▸ Exercise input
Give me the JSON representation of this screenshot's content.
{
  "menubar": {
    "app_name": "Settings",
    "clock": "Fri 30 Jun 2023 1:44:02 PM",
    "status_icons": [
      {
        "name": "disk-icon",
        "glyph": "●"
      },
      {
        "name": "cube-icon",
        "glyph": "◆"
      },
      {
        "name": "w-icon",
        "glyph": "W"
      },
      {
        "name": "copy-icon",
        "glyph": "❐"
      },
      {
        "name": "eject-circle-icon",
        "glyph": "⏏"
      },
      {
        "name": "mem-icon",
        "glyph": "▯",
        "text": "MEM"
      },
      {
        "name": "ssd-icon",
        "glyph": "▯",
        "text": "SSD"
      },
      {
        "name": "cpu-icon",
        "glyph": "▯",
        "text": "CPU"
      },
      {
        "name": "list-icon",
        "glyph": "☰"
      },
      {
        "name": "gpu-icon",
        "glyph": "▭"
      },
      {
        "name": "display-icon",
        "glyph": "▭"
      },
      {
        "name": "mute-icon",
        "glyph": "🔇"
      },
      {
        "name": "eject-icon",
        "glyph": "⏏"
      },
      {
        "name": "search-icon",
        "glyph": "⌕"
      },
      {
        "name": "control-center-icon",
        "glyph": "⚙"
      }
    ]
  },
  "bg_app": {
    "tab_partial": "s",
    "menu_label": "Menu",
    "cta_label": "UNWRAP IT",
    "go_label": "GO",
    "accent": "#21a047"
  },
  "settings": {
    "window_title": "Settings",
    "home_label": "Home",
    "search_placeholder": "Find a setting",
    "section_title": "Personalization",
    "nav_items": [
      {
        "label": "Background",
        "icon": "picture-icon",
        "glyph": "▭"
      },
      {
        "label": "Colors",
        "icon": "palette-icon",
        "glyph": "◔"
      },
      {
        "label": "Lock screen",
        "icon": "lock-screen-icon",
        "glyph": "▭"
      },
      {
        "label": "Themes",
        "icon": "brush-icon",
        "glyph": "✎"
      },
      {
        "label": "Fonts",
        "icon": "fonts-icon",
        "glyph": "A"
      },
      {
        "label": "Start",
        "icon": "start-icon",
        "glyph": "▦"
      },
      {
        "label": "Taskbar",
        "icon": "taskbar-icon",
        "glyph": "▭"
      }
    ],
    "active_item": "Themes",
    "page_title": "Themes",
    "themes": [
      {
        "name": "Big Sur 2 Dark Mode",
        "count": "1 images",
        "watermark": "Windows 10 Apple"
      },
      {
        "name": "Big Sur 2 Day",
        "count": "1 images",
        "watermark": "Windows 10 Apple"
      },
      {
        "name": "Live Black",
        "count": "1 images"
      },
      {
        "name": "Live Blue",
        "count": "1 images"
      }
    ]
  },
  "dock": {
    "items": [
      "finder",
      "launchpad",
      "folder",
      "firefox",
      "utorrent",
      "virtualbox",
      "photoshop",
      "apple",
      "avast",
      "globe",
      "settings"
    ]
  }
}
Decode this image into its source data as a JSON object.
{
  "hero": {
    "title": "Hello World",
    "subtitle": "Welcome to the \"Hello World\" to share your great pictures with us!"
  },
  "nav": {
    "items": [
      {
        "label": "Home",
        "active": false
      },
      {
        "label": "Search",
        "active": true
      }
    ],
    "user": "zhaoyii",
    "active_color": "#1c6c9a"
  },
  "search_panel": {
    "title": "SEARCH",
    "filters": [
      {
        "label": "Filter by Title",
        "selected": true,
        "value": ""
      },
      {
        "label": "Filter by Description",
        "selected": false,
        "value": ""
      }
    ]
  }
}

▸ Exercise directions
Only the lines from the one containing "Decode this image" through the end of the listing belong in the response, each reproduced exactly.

▸ Task solution
Decode this image into its source data as a JSON object.
{
  "hero": {
    "title": "Hello World",
    "subtitle": "Welcome to the \"Hello World\" to share your great pictures with us!"
  },
  "nav": {
    "items": [
      {
        "label": "Home",
        "active": false
      },
      {
        "label": "Search",
        "active": true
      }
    ],
    "user": "zhaoyii",
    "active_color": "#1c6c9a"
  },
  "search_panel": {
    "title": "SEARCH",
    "filters": [
      {
        "label": "Filter by Title",
        "selected": true,
        "value": ""
      },
      {
        "label": "Filter by Description",
        "selected": false,
        "value": ""
      }
    ]
  }
}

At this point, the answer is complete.